SI Vault
Mervin Hyman
November 20, 1961
The list of the nation's unbeaten and untied major-college teams, dwindling rapidly, was down to three—Texas (8-0), Alabama (8-0) and Rutgers (7-0)—after Colorado got caught up in the latest wave of upsets, bowing to twice-beaten Utah.
Decrease font Decrease font
Enlarge font Enlarge font
November 20, 1961

Football's Week

View CoverRead All Articles View This Issue

The list of the nation's unbeaten and untied major-college teams, dwindling rapidly, was down to three—Texas (8-0), Alabama (8-0) and Rutgers (7-0)—after Colorado got caught up in the latest wave of upsets, bowing to twice-beaten Utah.

Meanwhile, bowl promoters, scurrying frantically to lock up appealing attractions, were busy rearranging their plans. The Orange Bowl, which had decided to invite Colorado and Georgia Tech, now wasn't so sure. The Bluebonnet was angling for Arkansas, while Gator officials had an eye on Syracuse. The best bowl bets: Rose—UCLA vs. Ohio State or Minnesota; Cotton—Texas vs. Mississippi; Sugar—LSU vs. Alabama.


The Ivy League, of course, looks down its collective nose at postseason bowls, but at least four teams played as though an invitation were in the offing.
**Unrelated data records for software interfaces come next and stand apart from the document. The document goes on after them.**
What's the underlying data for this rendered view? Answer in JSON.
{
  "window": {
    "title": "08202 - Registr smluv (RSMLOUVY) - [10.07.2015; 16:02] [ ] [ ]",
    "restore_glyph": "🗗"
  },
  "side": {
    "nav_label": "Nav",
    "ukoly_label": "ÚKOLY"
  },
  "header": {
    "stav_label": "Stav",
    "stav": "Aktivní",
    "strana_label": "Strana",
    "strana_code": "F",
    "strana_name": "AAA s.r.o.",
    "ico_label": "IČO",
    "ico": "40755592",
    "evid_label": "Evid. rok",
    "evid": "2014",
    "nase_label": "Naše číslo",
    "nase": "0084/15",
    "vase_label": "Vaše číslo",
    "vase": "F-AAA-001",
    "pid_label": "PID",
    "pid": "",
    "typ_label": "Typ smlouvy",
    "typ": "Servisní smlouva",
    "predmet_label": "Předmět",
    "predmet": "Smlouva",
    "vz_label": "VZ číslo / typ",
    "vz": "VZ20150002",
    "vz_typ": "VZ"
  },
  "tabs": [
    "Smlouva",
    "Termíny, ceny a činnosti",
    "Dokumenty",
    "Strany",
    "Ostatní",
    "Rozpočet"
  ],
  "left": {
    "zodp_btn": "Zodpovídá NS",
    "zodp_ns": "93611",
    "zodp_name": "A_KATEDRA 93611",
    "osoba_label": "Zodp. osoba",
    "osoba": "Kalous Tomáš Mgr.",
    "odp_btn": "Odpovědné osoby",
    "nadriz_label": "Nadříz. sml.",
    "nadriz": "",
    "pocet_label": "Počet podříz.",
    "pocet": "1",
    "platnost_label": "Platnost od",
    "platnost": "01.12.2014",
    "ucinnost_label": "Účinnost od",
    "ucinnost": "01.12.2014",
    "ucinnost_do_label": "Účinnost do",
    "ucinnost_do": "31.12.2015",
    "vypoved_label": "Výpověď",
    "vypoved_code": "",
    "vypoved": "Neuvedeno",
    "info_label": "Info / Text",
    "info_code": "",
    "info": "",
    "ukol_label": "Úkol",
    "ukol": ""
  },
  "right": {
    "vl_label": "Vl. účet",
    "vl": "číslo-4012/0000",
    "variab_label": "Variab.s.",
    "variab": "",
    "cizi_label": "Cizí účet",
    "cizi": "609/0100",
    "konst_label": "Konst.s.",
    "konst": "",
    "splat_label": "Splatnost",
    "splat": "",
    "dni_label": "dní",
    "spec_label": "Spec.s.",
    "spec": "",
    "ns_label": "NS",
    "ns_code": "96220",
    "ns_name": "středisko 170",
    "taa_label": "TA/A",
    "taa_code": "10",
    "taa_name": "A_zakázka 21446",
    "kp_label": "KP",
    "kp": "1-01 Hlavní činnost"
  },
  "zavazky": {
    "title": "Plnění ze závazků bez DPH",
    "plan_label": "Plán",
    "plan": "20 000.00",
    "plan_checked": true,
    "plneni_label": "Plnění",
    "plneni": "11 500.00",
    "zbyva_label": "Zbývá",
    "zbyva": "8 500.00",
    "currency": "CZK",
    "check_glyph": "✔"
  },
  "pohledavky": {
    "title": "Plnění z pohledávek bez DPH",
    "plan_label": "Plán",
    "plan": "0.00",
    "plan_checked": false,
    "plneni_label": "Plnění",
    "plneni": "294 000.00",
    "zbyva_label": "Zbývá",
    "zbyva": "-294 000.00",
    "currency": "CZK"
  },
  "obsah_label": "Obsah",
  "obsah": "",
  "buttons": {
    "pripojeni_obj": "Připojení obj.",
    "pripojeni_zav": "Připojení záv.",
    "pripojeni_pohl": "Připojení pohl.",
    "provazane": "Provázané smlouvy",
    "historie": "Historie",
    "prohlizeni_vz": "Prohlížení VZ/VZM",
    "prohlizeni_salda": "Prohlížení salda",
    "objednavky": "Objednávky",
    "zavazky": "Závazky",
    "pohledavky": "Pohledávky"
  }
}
While Columbia was securing its future against Dartmouth, Harvard, defending with a tenacity seldom seen in Harvard Stadium in recent years, beat Princeton 9-7. The Tigers' single wing, weakened by injuries to Tailbacks Greg Riley and Hugh MacMillan, was reduced to ineffectual probing after a first-period touchdown and Harvard eventually turned a fumble into the winning score. Guard Ernie Zissis pounced on the loose ball and sophomore Quarterback Bill Humenuk led the Crimson on a 39-yard scoring march, bootlegging around end for the last yard with 4:45 left to play.

The incentive seemed just as great at Pitt Stadium, where Notre Dame and Pitt bobbled the ball back and forth until the Irish won 26-20. Fred Cox tried desperately to keep the Panthers in the ball game with a touchdown, 45-and 52-yard field goals and two extra points, but it wasn't enough. Notre Dame's Frank Budka passed for one score, set up another, intercepted two passes and recovered a fumble. Other major eastern independents had it much easier than the poor Pitts. Syracuse turned its "last hurrah" with Colgate into a 51-8 rout; Army swarmed over William & Mary 48-13; Penn State beat West Virginia 20-6; Holy Cross whomped Massachusetts 44-7.
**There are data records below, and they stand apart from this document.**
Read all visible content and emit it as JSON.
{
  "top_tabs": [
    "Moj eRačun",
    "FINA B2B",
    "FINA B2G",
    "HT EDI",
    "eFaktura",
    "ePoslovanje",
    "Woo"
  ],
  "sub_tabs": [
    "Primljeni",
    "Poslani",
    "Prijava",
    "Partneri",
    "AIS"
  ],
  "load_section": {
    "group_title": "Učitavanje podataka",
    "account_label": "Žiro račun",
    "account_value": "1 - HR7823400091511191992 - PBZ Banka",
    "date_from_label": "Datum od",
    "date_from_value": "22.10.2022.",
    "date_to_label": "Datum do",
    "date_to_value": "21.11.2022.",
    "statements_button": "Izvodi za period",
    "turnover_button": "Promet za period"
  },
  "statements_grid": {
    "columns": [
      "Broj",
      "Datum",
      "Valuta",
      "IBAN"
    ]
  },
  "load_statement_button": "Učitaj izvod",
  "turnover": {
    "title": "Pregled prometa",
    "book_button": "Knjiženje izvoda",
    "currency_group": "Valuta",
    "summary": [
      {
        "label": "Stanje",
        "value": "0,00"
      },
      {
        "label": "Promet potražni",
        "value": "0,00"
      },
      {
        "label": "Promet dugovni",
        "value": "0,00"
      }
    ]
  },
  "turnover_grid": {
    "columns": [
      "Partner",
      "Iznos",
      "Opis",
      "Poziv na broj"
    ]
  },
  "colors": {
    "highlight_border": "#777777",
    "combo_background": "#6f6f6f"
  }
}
Unbeaten Rutgers, pushed back on its heels by two quick Delaware touchdowns, rallied behind the running and passing of Quarterbacks Sam Mudie and Bill Speranza and the line busting of Fullback Steve Simms to outscore the persistent Blue Hens 27-19 and win the Mid-Atlantic title. The top three:

1. SYRACUSE (6-2)
2. PENN STATE (5-3)
3. RUTGERS (7-0)


While Alabama, Mississippi and LSU nonchalantly devastated nonconference rivals—Alabama ran over Richmond 66-0, Ole Miss battered Chattanooga 54-0, and LSU beat North Carolina 30-0—there were some significant rumblings in the lower reaches of the SEC. Tennessee caught Georgia Tech looking ahead to Saturday's battle with Alabama and upset the daydreaming Jackets 10-6. A Tech fumble gave the Vols' Gary Cannon a chance to kick a 31-yard field goal, and Tailback Mallon Faircloth did the rest. Running behind superb single-wing blocking, he picked apart the usually ungiving Jacket defense with slashing charges, then passed 22 yards to End Mike Stratton for the winning touchdown. Auburn, too, was brought up short. Mississippi State, which hadn't won a conference game since 1958, unexpectedly turned on the Tigers and beat them 11-10 when Billy Cook rushed over from the three-yard line and End Johnny Baker made a diving catch of Billy Hill's pass for two points with 2:45 to go.

Duke, heading for an Atlantic Coast showdown with North Carolina on Saturday, warmed to its next task by beating Navy 30-9. Coach Bill Murray, weary of watching his lonely end trying to match muscles with two defenders, sent a halfback in motion toward the same side to force the Middies to split their forces, and it worked even better than he expected. On Duke's fourth offensive play, End Jay Wilkinson grabbed Walt Rappold's 12-yard pass and jigged 65 yards for a touchdown. On the fifth play, Rappold ran 45 yards for another score, and Navy never recovered.

Continue Story
1 2 3